‘The territorial politics of Brexit is a bewildering mix of ignorance, apparent disdain, confrontation, cooperation and collaboration. Rarely have the so-called devolution ‘settlements’ appeared more unsettled.’
‘I think the deal stinks’ said one Lloyds shareholder. ‘A lot of people will lose their jobs’, said the former Bank of Scotland CEO. No-one foresaw the full and lasting cost of Lloyds rushed takeover of HBOS in September 2008.
Who has paid the cost in the HBOS crash? Inside HBOS, staff earning £15,000 -£18,000, who were also shareholders, were watching their savings evaporate. Ray Perman continues the story of a banking disaster unresolved to this day.
The events leading up to the crash began in New York, 7 September 2008. A week later the shock waves engulfed Scotland’s oldest bank in Edinburgh.
Where will the money come from? Who invests in Scotland’s chance to be a world-leader in ‘vertical farming’. Key questions add to the urgency and excitement in the huge potential growing inside a small shed on the edge of Dundee.
‘… were legislation introduced the day parliament returned from the party conference recess, on 9 October, the earliest Thursday on which a referendum could be held would be 28 March – the very day before exit day. Of course, the introduction of legislation so soon is very unlikely, and there is plenty of scope for delays along the way…’
The current domestic debate in the UK thus represents the beginning of the Brexit process, not the end, and it would benefit from a greater understanding of what drives the EU in this process.
‘It is important to remember that GERS takes the current constitutional settlement as given. If the very purpose of independence is to take different choices about the type of economy and society that we live in, then a set of accounts based upon the current constitutional settlement and policy priorities will tell us little about the long-term finances of an independent Scotland.’
‘The problems now inherent in Scottish education, both falling standards and the attainment gap, are cultural not just structural. Significant progress can only be made with real attempts to alleviate poverty and a genuine alliance of people and organisations across Scotland committed to significant change’.

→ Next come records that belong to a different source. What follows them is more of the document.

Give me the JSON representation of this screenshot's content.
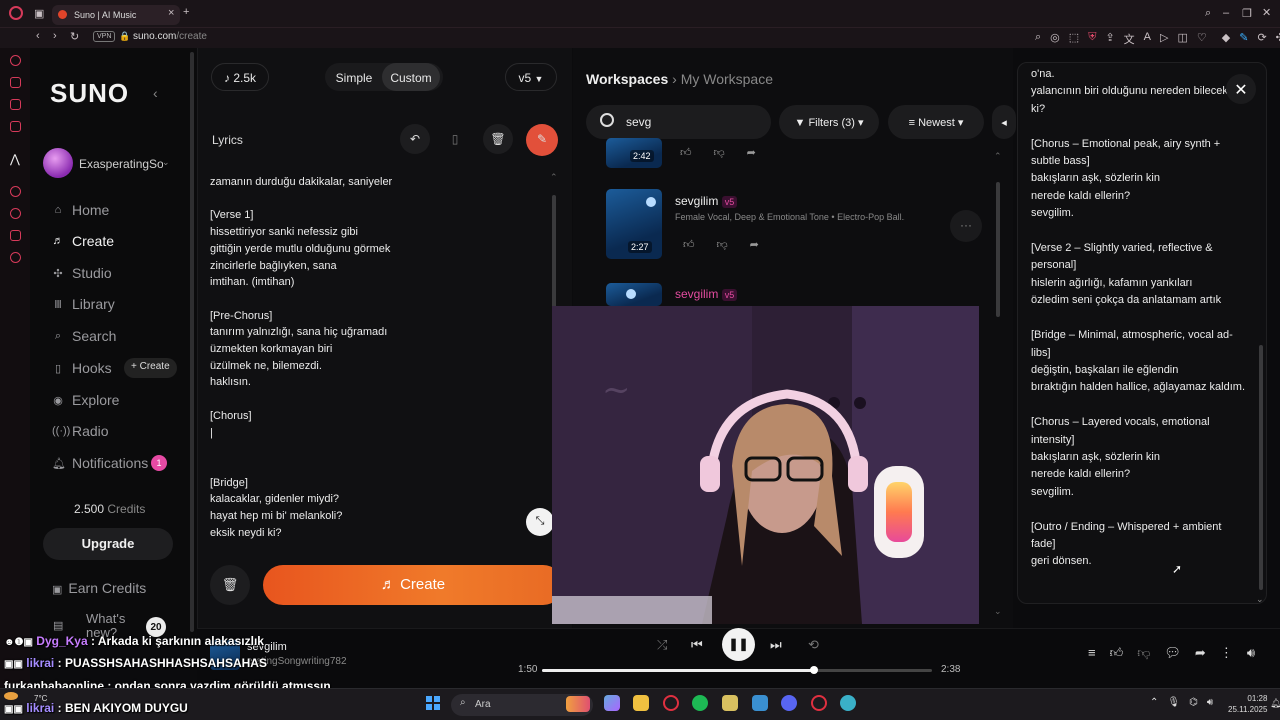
{
  "browser": {
    "tab_title": "Suno | AI Music",
    "url_domain": "suno.com",
    "url_path": "/create",
    "vpn_label": "VPN"
  },
  "sidebar": {
    "logo": "SUNO",
    "username": "ExasperatingSo",
    "nav": [
      {
        "label": "Home",
        "icon": "home-icon"
      },
      {
        "label": "Create",
        "icon": "create-icon",
        "active": true
      },
      {
        "label": "Studio",
        "icon": "studio-icon"
      },
      {
        "label": "Library",
        "icon": "library-icon"
      },
      {
        "label": "Search",
        "icon": "search-icon"
      },
      {
        "label": "Hooks",
        "icon": "hooks-icon"
      },
      {
        "label": "Explore",
        "icon": "explore-icon"
      },
      {
        "label": "Radio",
        "icon": "radio-icon"
      },
      {
        "label": "Notifications",
        "icon": "bell-icon"
      }
    ],
    "hooks_create_label": "+ Create",
    "notifications_count": "1",
    "credits_value": "2.500",
    "credits_label": "Credits",
    "upgrade_label": "Upgrade",
    "earn_credits_label": "Earn Credits",
    "whats_new_label": "What's new?",
    "whats_new_count": "20"
  },
  "create_panel": {
    "song_count": "2.5k",
    "mode_simple": "Simple",
    "mode_custom": "Custom",
    "model_version": "v5",
    "lyrics_label": "Lyrics",
    "lyrics_text": "zamanın durduğu dakikalar, saniyeler\n\n[Verse 1]\nhissettiriyor sanki nefessiz gibi\ngittiğin yerde mutlu olduğunu görmek\nzincirlerle bağlıyken, sana\nimtihan. (imtihan)\n\n[Pre-Chorus]\ntanırım yalnızlığı, sana hiç uğramadı\nüzmekten korkmayan biri\nüzülmek ne, bilemezdi.\nhaklısın.\n\n[Chorus]\n|\n\n\n[Bridge]\nkalacaklar, gidenler miydi?\nhayat hep mi bi' melankoli?\neksik neydi ki?",
    "create_label": "Create"
  },
  "workspace": {
    "title": "Workspaces",
    "current": "My Workspace",
    "search_value": "sevg",
    "filters_label": "Filters (3)",
    "sort_label": "Newest",
    "songs": [
      {
        "title": "",
        "duration": "2:42",
        "version": "",
        "meta": ""
      },
      {
        "title": "sevgilim",
        "duration": "2:27",
        "version": "v5",
        "meta": "Female Vocal, Deep & Emotional Tone • Electro-Pop Ball..."
      },
      {
        "title": "sevgilim",
        "duration": "",
        "version": "v5",
        "meta": ""
      }
    ]
  },
  "right_lyrics": {
    "text": "o'na.\nyalancının biri olduğunu nereden bilecektim ki?\n\n[Chorus – Emotional peak, airy synth + subtle bass]\nbakışların aşk, sözlerin kin\nnerede kaldı ellerin?\nsevgilim.\n\n[Verse 2 – Slightly varied, reflective & personal]\nhislerin ağırlığı, kafamın yankıları\nözledim seni çokça da anlatamam artık\n\n[Bridge – Minimal, atmospheric, vocal ad-libs]\ndeğiştin, başkaları ile eğlendin\nbıraktığın halden hallice, ağlayamaz kaldım.\n\n[Chorus – Layered vocals, emotional intensity]\nbakışların aşk, sözlerin kin\nnerede kaldı ellerin?\nsevgilim.\n\n[Outro / Ending – Whispered + ambient fade]\ngeri dönsen."
  },
  "player": {
    "track_title": "sevgilim",
    "track_artist": "eratingSongwriting782",
    "time_current": "1:50",
    "time_total": "2:38",
    "progress": 0.697
  },
  "chat": [
    {
      "user": "Dyg_Kya",
      "message": " : Arkada ki şarkının alakasızlık"
    },
    {
      "user": "likrai",
      "message": " : PUASSHSAHASHHASHSAHSAHAS"
    },
    {
      "user": "furkanbabaonline",
      "message": " : ondan sonra yazdim görüldü atmışsın"
    },
    {
      "user": "likrai",
      "message": " : BEN AKIYOM DUYGU"
    }
  ],
  "taskbar": {
    "search_label": "Ara",
    "weather_temp": "7°C",
    "time": "01:28",
    "date": "25.11.2025"
  }
}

Gaps between rhetoric and delivery reveal urgent need for joined up thinking in Scotland’s plans for tackling climate change: ‘Scotland must cut emissions to zero by 2050. Increase the 2030 target to 77% and, crucially, commit to actions on integrated policies to make that happen.’